Problem requirements — The response should be the records below, repeated exactly, with each picture left out.

Recorded information —
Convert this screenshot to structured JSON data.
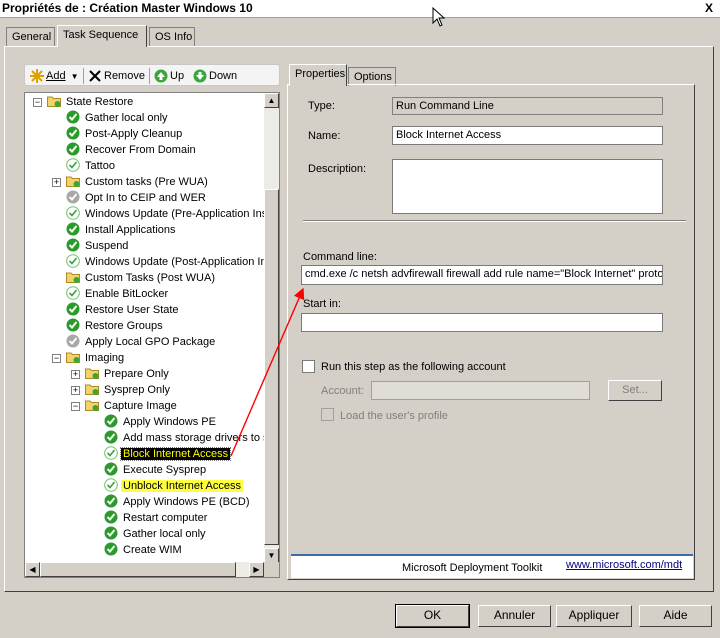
{
  "window": {
    "title": "Propriétés de : Création Master Windows 10",
    "close_glyph": "X"
  },
  "outer_tabs": [
    {
      "label": "General"
    },
    {
      "label": "Task Sequence"
    },
    {
      "label": "OS Info"
    }
  ],
  "toolbar": {
    "add": "Add",
    "remove": "Remove",
    "up": "Up",
    "down": "Down"
  },
  "tree": {
    "items": [
      {
        "label": "State Restore",
        "icon": "folder-icon",
        "level": 0,
        "expander": "-"
      },
      {
        "label": "Gather local only",
        "icon": "check-icon",
        "level": 1
      },
      {
        "label": "Post-Apply Cleanup",
        "icon": "check-icon",
        "level": 1
      },
      {
        "label": "Recover From Domain",
        "icon": "check-icon",
        "level": 1
      },
      {
        "label": "Tattoo",
        "icon": "check-light-icon",
        "level": 1
      },
      {
        "label": "Custom tasks (Pre WUA)",
        "icon": "folder-icon",
        "level": 1,
        "expander": "+"
      },
      {
        "label": "Opt In to CEIP and WER",
        "icon": "gray-icon",
        "level": 1
      },
      {
        "label": "Windows Update (Pre-Application Inst",
        "icon": "check-light-icon",
        "level": 1
      },
      {
        "label": "Install Applications",
        "icon": "check-icon",
        "level": 1
      },
      {
        "label": "Suspend",
        "icon": "check-icon",
        "level": 1
      },
      {
        "label": "Windows Update (Post-Application Ins",
        "icon": "check-light-icon",
        "level": 1
      },
      {
        "label": "Custom Tasks (Post WUA)",
        "icon": "folder-icon",
        "level": 1
      },
      {
        "label": "Enable BitLocker",
        "icon": "check-light-icon",
        "level": 1
      },
      {
        "label": "Restore User State",
        "icon": "check-icon",
        "level": 1
      },
      {
        "label": "Restore Groups",
        "icon": "check-icon",
        "level": 1
      },
      {
        "label": "Apply Local GPO Package",
        "icon": "gray-icon",
        "level": 1
      },
      {
        "label": "Imaging",
        "icon": "folder-icon",
        "level": 1,
        "expander": "-"
      },
      {
        "label": "Prepare Only",
        "icon": "folder-icon",
        "level": 2,
        "expander": "+"
      },
      {
        "label": "Sysprep Only",
        "icon": "folder-icon",
        "level": 2,
        "expander": "+"
      },
      {
        "label": "Capture Image",
        "icon": "folder-icon",
        "level": 2,
        "expander": "-"
      },
      {
        "label": "Apply Windows PE",
        "icon": "check-icon",
        "level": 3
      },
      {
        "label": "Add mass storage drivers to sy",
        "icon": "check-icon",
        "level": 3
      },
      {
        "label": "Block Internet Access",
        "icon": "check-light-icon",
        "level": 3,
        "state": "selected"
      },
      {
        "label": "Execute Sysprep",
        "icon": "check-icon",
        "level": 3
      },
      {
        "label": "Unblock Internet Access",
        "icon": "check-light-icon",
        "level": 3,
        "state": "highlight"
      },
      {
        "label": "Apply Windows PE (BCD)",
        "icon": "check-icon",
        "level": 3
      },
      {
        "label": "Restart computer",
        "icon": "check-icon",
        "level": 3
      },
      {
        "label": "Gather local only",
        "icon": "check-icon",
        "level": 3
      },
      {
        "label": "Create WIM",
        "icon": "check-icon",
        "level": 3
      }
    ]
  },
  "inner_tabs": [
    {
      "label": "Properties"
    },
    {
      "label": "Options"
    }
  ],
  "properties": {
    "type_label": "Type:",
    "type_value": "Run Command Line",
    "name_label": "Name:",
    "name_value": "Block Internet Access",
    "description_label": "Description:",
    "description_value": "",
    "command_label": "Command line:",
    "command_value": "cmd.exe /c netsh advfirewall firewall add rule name=\"Block Internet\" proto=",
    "startin_label": "Start in:",
    "startin_value": "",
    "run_as_label": "Run this step as the following account",
    "account_label": "Account:",
    "account_value": "",
    "set_button": "Set...",
    "load_profile_label": "Load the user's profile"
  },
  "footer": {
    "mdt_text": "Microsoft Deployment Toolkit",
    "mdt_link": "www.microsoft.com/mdt"
  },
  "buttons": {
    "ok": "OK",
    "cancel": "Annuler",
    "apply": "Appliquer",
    "help": "Aide"
  },
  "colors": {
    "selection_bg": "#000000",
    "selection_fg": "#ffff00",
    "highlight": "#ffff40",
    "annotation_arrow": "#ff0000",
    "check_green": "#2a9a2a"
  }
}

Written response —
Convert this screenshot to structured JSON data.
{
  "window": {
    "title": "Propriétés de : Création Master Windows 10",
    "close_glyph": "X"
  },
  "outer_tabs": [
    {
      "label": "General"
    },
    {
      "label": "Task Sequence"
    },
    {
      "label": "OS Info"
    }
  ],
  "toolbar": {
    "add": "Add",
    "remove": "Remove",
    "up": "Up",
    "down": "Down"
  },
  "tree": {
    "items": [
      {
        "label": "State Restore",
        "icon": "folder-icon",
        "level": 0,
        "expander": "-"
      },
      {
        "label": "Gather local only",
        "icon": "check-icon",
        "level": 1
      },
      {
        "label": "Post-Apply Cleanup",
        "icon": "check-icon",
        "level": 1
      },
      {
        "label": "Recover From Domain",
        "icon": "check-icon",
        "level": 1
      },
      {
        "label": "Tattoo",
        "icon": "check-light-icon",
        "level": 1
      },
      {
        "label": "Custom tasks (Pre WUA)",
        "icon": "folder-icon",
        "level": 1,
        "expander": "+"
      },
      {
        "label": "Opt In to CEIP and WER",
        "icon": "gray-icon",
        "level": 1
      },
      {
        "label": "Windows Update (Pre-Application Inst",
        "icon": "check-light-icon",
        "level": 1
      },
      {
        "label": "Install Applications",
        "icon": "check-icon",
        "level": 1
      },
      {
        "label": "Suspend",
        "icon": "check-icon",
        "level": 1
      },
      {
        "label": "Windows Update (Post-Application Ins",
        "icon": "check-light-icon",
        "level": 1
      },
      {
        "label": "Custom Tasks (Post WUA)",
        "icon": "folder-icon",
        "level": 1
      },
      {
        "label": "Enable BitLocker",
        "icon": "check-light-icon",
        "level": 1
      },
      {
        "label": "Restore User State",
        "icon": "check-icon",
        "level": 1
      },
      {
        "label": "Restore Groups",
        "icon": "check-icon",
        "level": 1
      },
      {
        "label": "Apply Local GPO Package",
        "icon": "gray-icon",
        "level": 1
      },
      {
        "label": "Imaging",
        "icon": "folder-icon",
        "level": 1,
        "expander": "-"
      },
      {
        "label": "Prepare Only",
        "icon": "folder-icon",
        "level": 2,
        "expander": "+"
      },
      {
        "label": "Sysprep Only",
        "icon": "folder-icon",
        "level": 2,
        "expander": "+"
      },
      {
        "label": "Capture Image",
        "icon": "folder-icon",
        "level": 2,
        "expander": "-"
      },
      {
        "label": "Apply Windows PE",
        "icon": "check-icon",
        "level": 3
      },
      {
        "label": "Add mass storage drivers to sy",
        "icon": "check-icon",
        "level": 3
      },
      {
        "label": "Block Internet Access",
        "icon": "check-light-icon",
        "level": 3,
        "state": "selected"
      },
      {
        "label": "Execute Sysprep",
        "icon": "check-icon",
        "level": 3
      },
      {
        "label": "Unblock Internet Access",
        "icon": "check-light-icon",
        "level": 3,
        "state": "highlight"
      },
      {
        "label": "Apply Windows PE (BCD)",
        "icon": "check-icon",
        "level": 3
      },
      {
        "label": "Restart computer",
        "icon": "check-icon",
        "level": 3
      },
      {
        "label": "Gather local only",
        "icon": "check-icon",
        "level": 3
      },
      {
        "label": "Create WIM",
        "icon": "check-icon",
        "level": 3
      }
    ]
  },
  "inner_tabs": [
    {
      "label": "Properties"
    },
    {
      "label": "Options"
    }
  ],
  "properties": {
    "type_label": "Type:",
    "type_value": "Run Command Line",
    "name_label": "Name:",
    "name_value": "Block Internet Access",
    "description_label": "Description:",
    "description_value": "",
    "command_label": "Command line:",
    "command_value": "cmd.exe /c netsh advfirewall firewall add rule name=\"Block Internet\" proto=",
    "startin_label": "Start in:",
    "startin_value": "",
    "run_as_label": "Run this step as the following account",
    "account_label": "Account:",
    "account_value": "",
    "set_button": "Set...",
    "load_profile_label": "Load the user's profile"
  },
  "footer": {
    "mdt_text": "Microsoft Deployment Toolkit",
    "mdt_link": "www.microsoft.com/mdt"
  },
  "buttons": {
    "ok": "OK",
    "cancel": "Annuler",
    "apply": "Appliquer",
    "help": "Aide"
  },
  "colors": {
    "selection_bg": "#000000",
    "selection_fg": "#ffff00",
    "highlight": "#ffff40",
    "annotation_arrow": "#ff0000",
    "check_green": "#2a9a2a"
  }
}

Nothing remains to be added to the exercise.